A password will be e-mailed to you.


By Caleb Coggeshall

The libertarian movement is still in need of converts, no doubt. However, some who try to spread the message might not always the most qualified to do so. Libertarians themselves can mess the process up and inadvertently turn people away. There are certain don’ts for the liberty movement and it’s crucial to keep a few of them in mind.

Note: I am probably as guilty as any fellow libertarian of committing a few of these transgressions.

1. The Purist Libertarian

This person believes that if you take one step out of line, you aren’t a true liberty lover. Don’t like Murray Rothbard? You’re not a real libertarian.

You don’t believe that we should completely do away with driver’s licenses? Then you don’t know what the liberty movement is about.

The purist can also have a knack for deterring potential newcomers, in that they immediately go straight to recommending daunting works such as “The Fountainhead” or Atlas Shrugged.”

2. The Pro-Drug, but Meh on Everything Else Libertarian

Unfortunately, this is the one libertarian that sometimes gets the most attention in our society. They advocate legalizing just about every drug under the sun, but shrug their shoulders when asked about the market, individualism, self defense and healthcare. This guy is the reason that many libertarians are falsely accused of just being a bunch of potheads.

3. The Left Libertarian

I first became familiar with this term when I was in college and one of my classmates described himself as such. This was before I made the move to the liberty movement myself, but even then I remember thinking: “What exactly is that?
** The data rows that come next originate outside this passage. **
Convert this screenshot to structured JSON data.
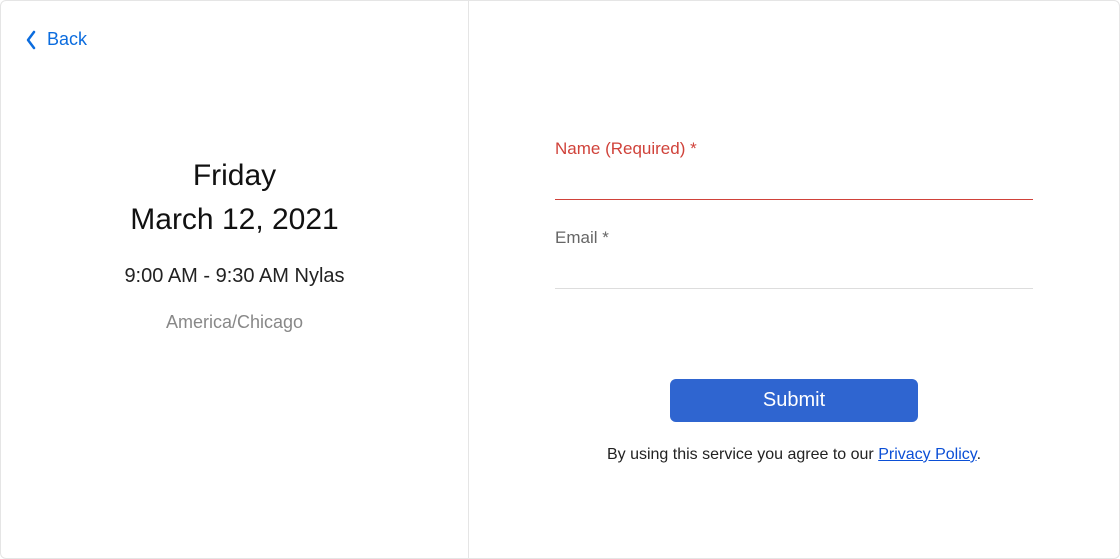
{
  "back": {
    "label": "Back"
  },
  "event": {
    "day_name": "Friday",
    "date_full": "March 12, 2021",
    "time_slot": "9:00 AM - 9:30 AM Nylas",
    "timezone": "America/Chicago"
  },
  "form": {
    "name": {
      "label": "Name (Required) *",
      "value": "",
      "error": true
    },
    "email": {
      "label": "Email *",
      "value": "",
      "error": false
    },
    "submit_label": "Submit"
  },
  "footer": {
    "agreement_prefix": "By using this service you agree to our ",
    "privacy_link_text": "Privacy Policy",
    "agreement_suffix": "."
  }
}
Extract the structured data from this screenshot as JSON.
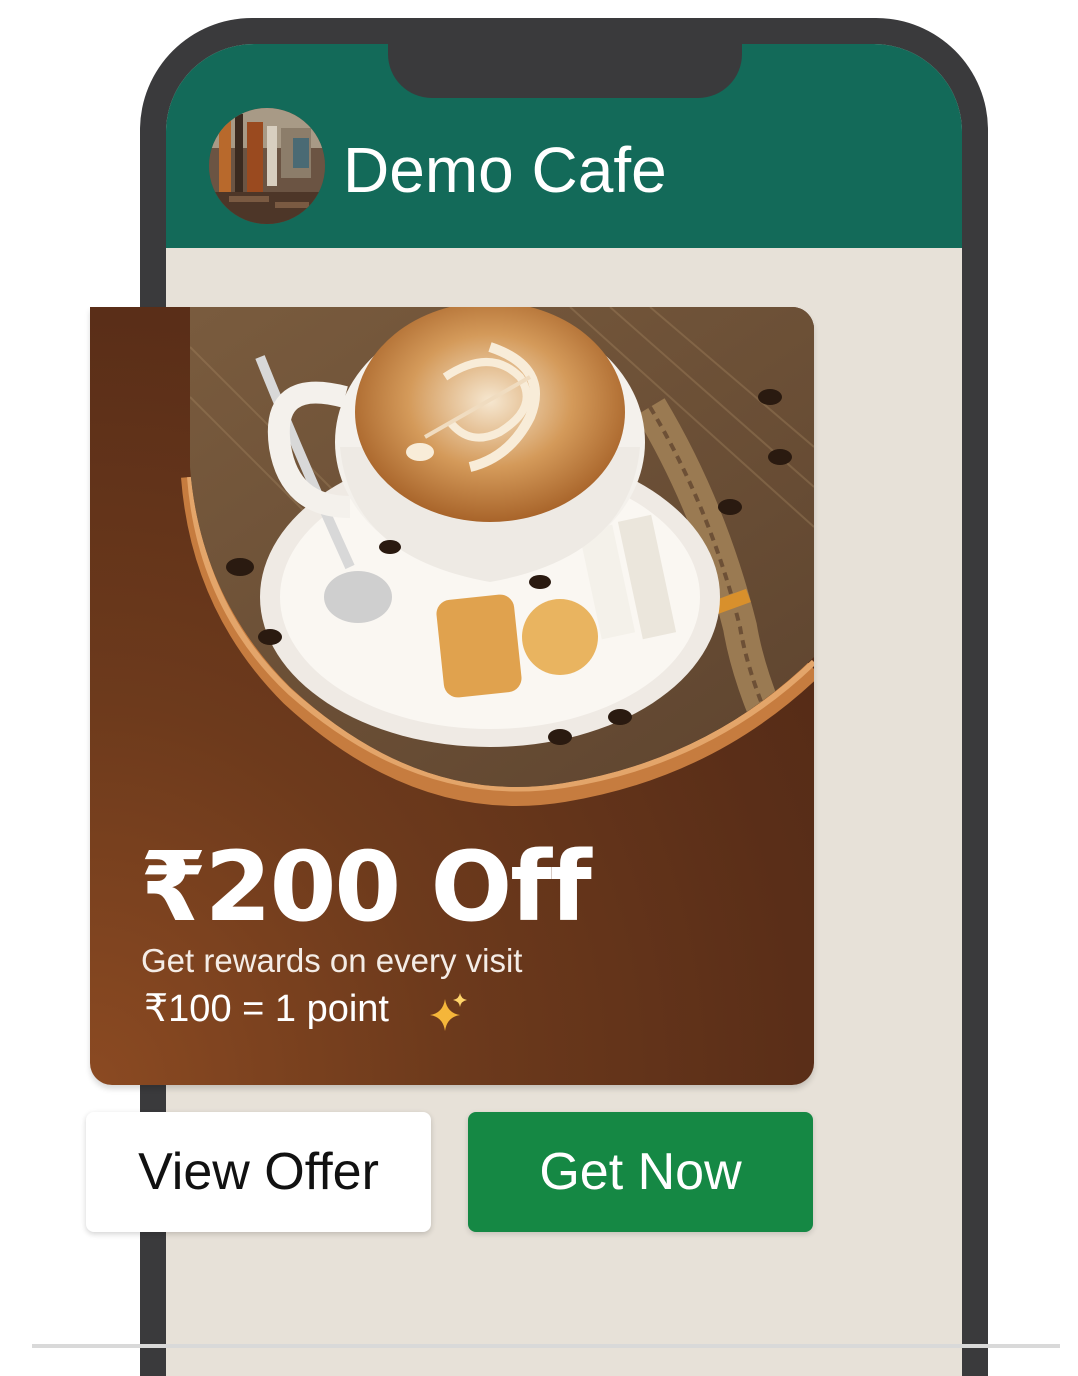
{
  "chat": {
    "title": "Demo Cafe",
    "avatar_icon": "cafe-interior-photo",
    "header_color": "#136a59"
  },
  "offer": {
    "title": "₹200 Off",
    "subtitle": "Get rewards on every visit",
    "points_text": "₹100 = 1 point",
    "sparkle_icon": "sparkles-icon",
    "image_icon": "latte-coffee-photo"
  },
  "buttons": {
    "view_offer": "View Offer",
    "get_now": "Get Now"
  },
  "colors": {
    "card_brown": "#5a2e18",
    "cta_green": "#158844",
    "chat_background": "#e7e1d8"
  }
}
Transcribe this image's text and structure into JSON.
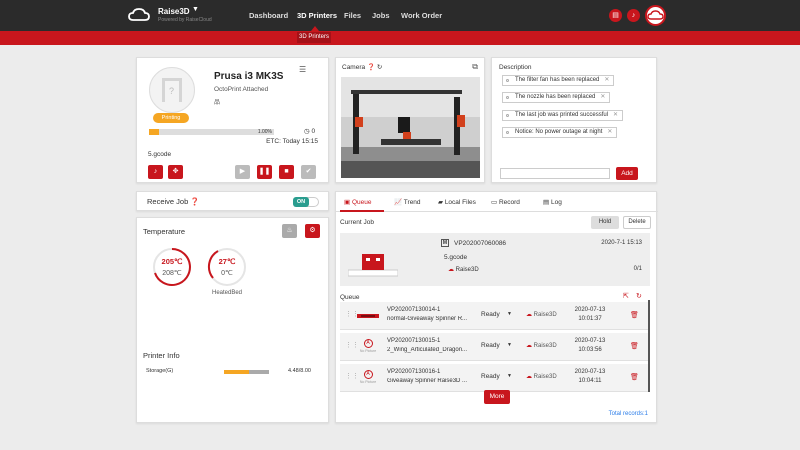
{
  "header": {
    "brand": "Raise3D",
    "brand_sub": "Powered by RaiseCloud",
    "nav": [
      "Dashboard",
      "3D Printers",
      "Files",
      "Jobs",
      "Work Order"
    ],
    "active_nav": "3D Printers",
    "sub_tab": "3D Printers",
    "icons": [
      "document-icon",
      "bell-icon",
      "cloud-avatar-icon"
    ]
  },
  "printer": {
    "name": "Prusa i3 MK3S",
    "attachment": "OctoPrint Attached",
    "status": "Printing",
    "progress_label": "1.00%",
    "progress": 0.01,
    "timer": "0",
    "etc": "ETC: Today 15:15",
    "file": "5.gcode"
  },
  "camera": {
    "title": "Camera"
  },
  "description": {
    "title": "Description",
    "tags": [
      "The filter fan has been replaced",
      "The nozzle has been replaced",
      "The last job was printed successful",
      "Notice: No power outage at night"
    ],
    "add_label": "Add"
  },
  "receive_job": {
    "label": "Receive Job",
    "toggle": "ON"
  },
  "temperature": {
    "title": "Temperature",
    "nozzle_current": "205℃",
    "nozzle_target": "208℃",
    "bed_current": "27℃",
    "bed_target": "0℃",
    "bed_label": "HeatedBed"
  },
  "printer_info": {
    "title": "Printer Info",
    "storage_label": "Storage(G)",
    "storage_value": "4.48/8.00",
    "storage_fraction": 0.56
  },
  "tabs": [
    "Queue",
    "Trend",
    "Local Files",
    "Record",
    "Log"
  ],
  "current_job": {
    "label": "Current Job",
    "hold": "Hold",
    "delete": "Delete",
    "badge": "M",
    "id": "VP202007060086",
    "date": "2020-7-1 15:13",
    "file": "5.gcode",
    "owner": "Raise3D",
    "count": "0/1"
  },
  "queue": {
    "label": "Queue",
    "rows": [
      {
        "id": "VP202007130014-1",
        "name": "normal-Giveaway Spinner R...",
        "status": "Ready",
        "owner": "Raise3D",
        "date": "2020-07-13",
        "time": "10:01:37"
      },
      {
        "id": "VP202007130015-1",
        "name": "2_Wing_Articulated_Dragon...",
        "status": "Ready",
        "owner": "Raise3D",
        "date": "2020-07-13",
        "time": "10:03:56"
      },
      {
        "id": "VP202007130016-1",
        "name": "Giveaway Spinner Raise3D ...",
        "status": "Ready",
        "owner": "Raise3D",
        "date": "2020-07-13",
        "time": "10:04:11"
      }
    ],
    "no_picture": "No Picture",
    "more": "More",
    "total": "Total records:1"
  },
  "colors": {
    "accent": "#c8161d",
    "header": "#2b2b2b",
    "status": "#f5a623",
    "toggle": "#2a9d8f"
  }
}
Isn’t there just libertarian?” Left libertarians muddy the waters when it comes to the freedom movement: they’re pro-gun, to an extent. They’re pro-market, to an extent. They’re anti-government, to an extent. Depending on who you talk to, Gary Johnson could be considered as such a person (though I personally think he’s just a progressive republican). The man doesn’t know how to explain the libertarian movement because he doesn’t know what it truly is. He knows it has something to do with freedom (or something like that) and legalizing marijuana. He has managed to confuse people rather than convert them.

4. The Burn-it-all-to-the-Ground Libertarian

When people think of this particular dude, they probably think of “V for Vendetta:” blowing up government buildings, hacking into the pro-government news channels and murdering politicians. Now these are extreme examples, of course, but nevertheless, there are those in the modern freedom campaign that believe all government programs should immediately be defunded and done away with. And right after that they want the entire government abolished. Now these are not all necessarily bad wishes, the problem is that the burn-it-down person thinks it will all happen overnight. Progressivism took a century or so to take complete hold of our government and society, it will probably take more than one year to eradicate it.

The reason I write this list is because I have experienced infighting within liberty oriented groups and the constant squabbling has done nothing to promote freedom. Sometimes individuals get into petty spats, trying to see who is the more libertarian. People can become so preoccupied with the details that they forget it’s all about a simple concept: self-governance.

EDITOR’s NOTE: The views expressed are those of the author, they are not representative of The Libertarian Republic or its sponsors.


  • Pingback: Don’t Be THAT Libertarian: How Certain Strains Muddy the Message – The Libertarian Republic |

  • GeorgeDance

    I suspect you’re a “paleolibertarian,” since you left them off your list. But I won’t go into listing my pet peeves. I did want to say that the worst are what I’d call “libertarian libertarians”, the people who do go around telling anyone they’d disagree with (from Johnson on down) that they aren’t “real libertarians.” That may sound like what you call “purists”, but it’s not the same thing; purists are devoted to the core ideas, like NAP, while “libertarian libertarians” can be anywhere on the ideological map.

  • IceTrey

    There’s theoretical and practical libertarianism. In other words the first is what is the ideal and the second how do we get there. I feel there is room and indeed we need both types.